And that, ladies and gents, will be chump change compared to what he pulls in this year.

Now, if you are over the age of 20, you could very well be wondering, ”Liz, what in the blazes is a PewDiePie?” Well first, it is a who…or more specifically, it is 25-year-old Swedish college dropout and global YouTube star, Felix Kjellberg. This guy has more than 40 million YouTube followers, has been called a “Famechanger” by Variety magazine, and topped Forbes magazine’s first ranking of Top Paid Stars on YouTube.”

The photo below is what I walked by last month in London—a line that stretched around the block, down an alley and then snaked back on itself because young Felix had just released a book. Yes, a book…you remember, those things made of paper were rumored to be dead by now.

His reach is staggering (56.7 million followers across five social channels, about 300-plus million monthly video views across all platforms, and 9.4 billion lifetime views on YouTube), and while the numbers show that his viewer demographic skews heavily toward males, the line I witnessed was almost equally split between men and women. And almost as interesting to me were the age ranges—from the hungry millennial to the Gen-X gamer.

I stopped and asked one of the packs of girls in line what they loved most about PewDiePie, and after the minute of 17-year-old exuberance about how cute he was, one girl summed it up and said, “He just gets what I think is funny.”

But PewDiePie isn’t the only tastemaker/famechanger out there. Meet Vsauce…think of him as Bill Nye the Science Guy for the next generation. Then there is Michelle Phan, who started posting vlogs about makeup application. Between her deal with L’Oreal, a successful book (again with these digital people and books…don’t they know about books being dead?), a partnership with Endemol that launched Icon Network earlier this year, and a YouTube channel that has more than 8 million subscribers and more than 1 billion lifetime views, Phan might be just a little busy these days—to the tune of $3 million per year.

Welcome the new celebrity, where fame is based on a blend of content, talent, relevance and authenticity. This is the age of the “anybody celebrity”—anyone can become a star without ever needing a casting call or a headshot. While I am not suggesting that we all quit our day jobs to become the next YouTube sensation, we need to shift our mindsets to where taste is now being defined and how these fans and followers want to see their icons.

Tradition says brands should race out and offer Michelle, Vsauce and PewDiePie lots of money to appear as their spokespeople, perhaps in commercials about their favorite snack food, clothing brand or car. Convention also dictates that these campaigns should be splashed across our multi-channel checklist of television, radio, magazines, newspapers, billboards, web banners and social posts.

According to our friends at AceMetrix, celebrities may not be the answer. In their study titled “The Impact of Celebrities on Advertising,” ads featuring celebrities tended to underperform compared to those without. Only those ads where the content was relevant, the inclusion of the celebrity was tied to a clear message, and the link between the celebrity and the brand was clear and understandable did the ads perform well. Where these celebrity ads tend to most significantly underperform is specific to relevance. The AceMetrix’s score for relevance in non-celebrity ads is 571; for celebrities, it’s 549.

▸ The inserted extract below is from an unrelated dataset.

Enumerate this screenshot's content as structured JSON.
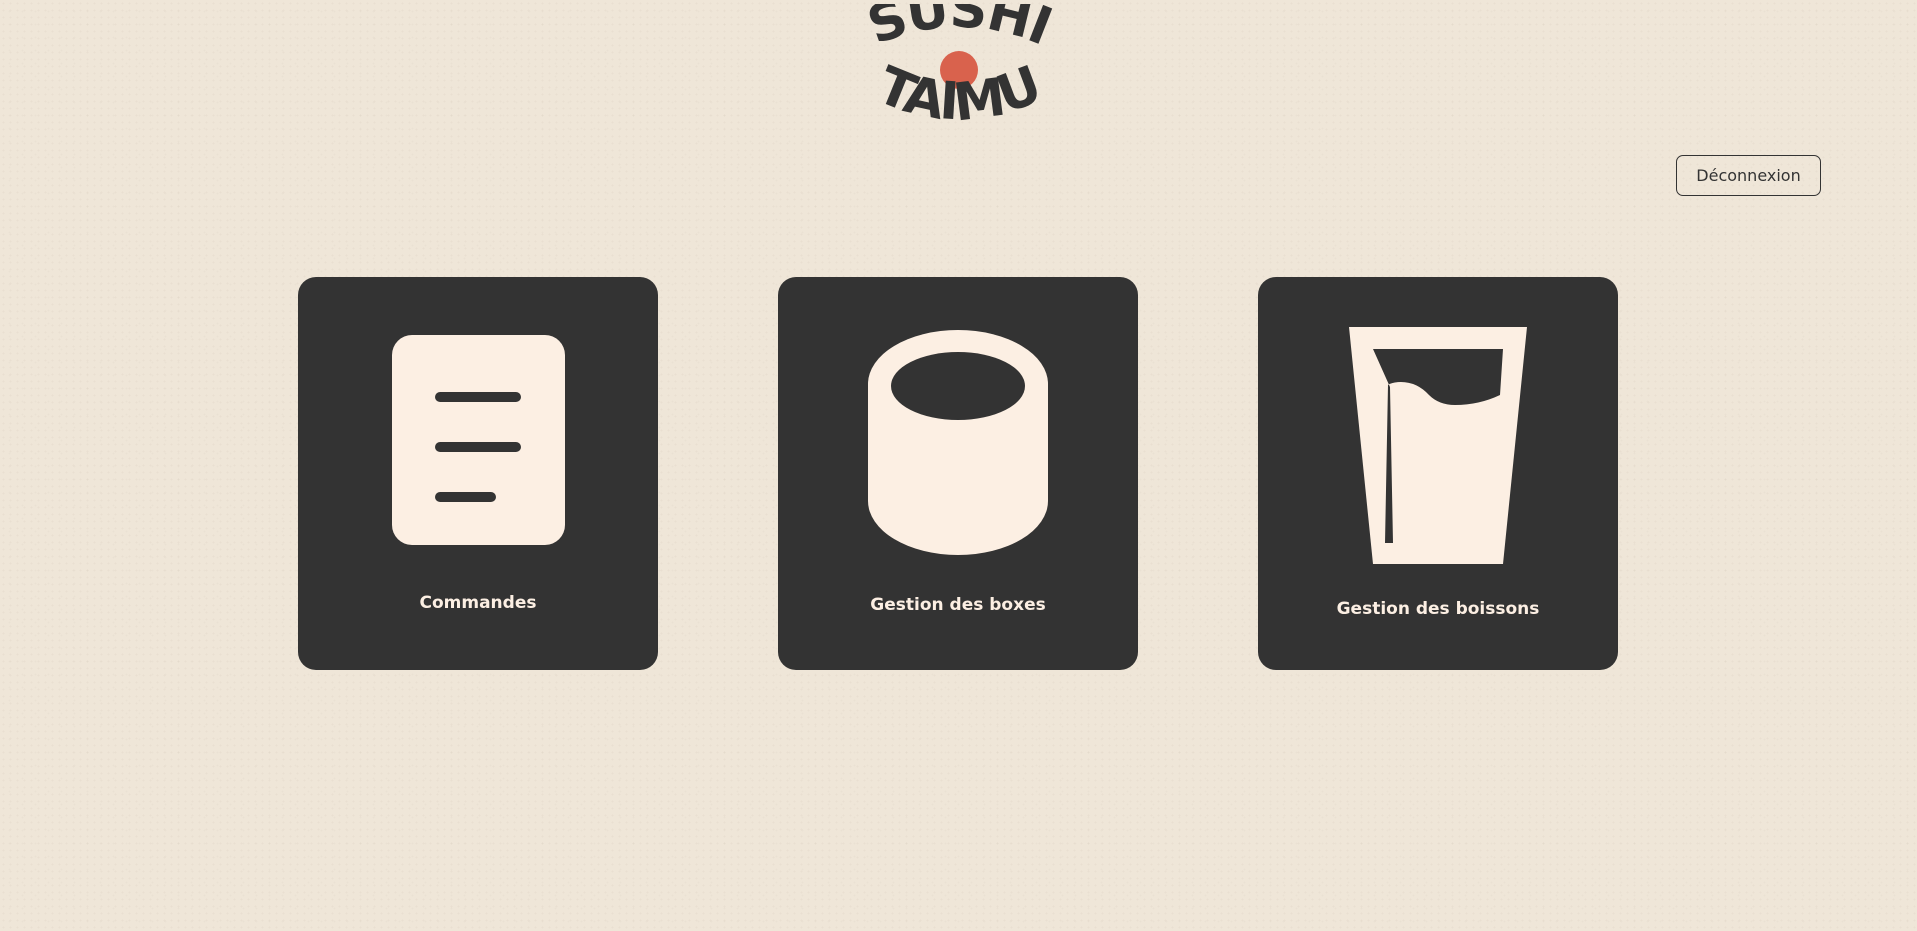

Most notable is AceMetrix’s conclusion: “The data reaffirms our view that in order for an advertisement to be truly effective, the message, tone and relevance of a celebrity must be clear, well-communicated and justifiable.” In other words, convention be damned. Before racing out to book PewDiePie in a frozen pie ad, let’s take a breath and ask the three As: Is it appropriate? Is it audacious? And finally, is it authentic? If the answer is “no” to any of these, it might be time to take a step away from the new breed of celebrity and reassess.

Speaking of celebrities, a whole group of marketing stars will be descending on Napa, California, in less than a month for the CMO Summit (I’ll give you a moment to revel in that smooth transition). Will you be there? There is still time to register, so take a moment to check out the latest news and lineups.

See you in Napa!


P.S. Follow me on Twitter @lizkmiller.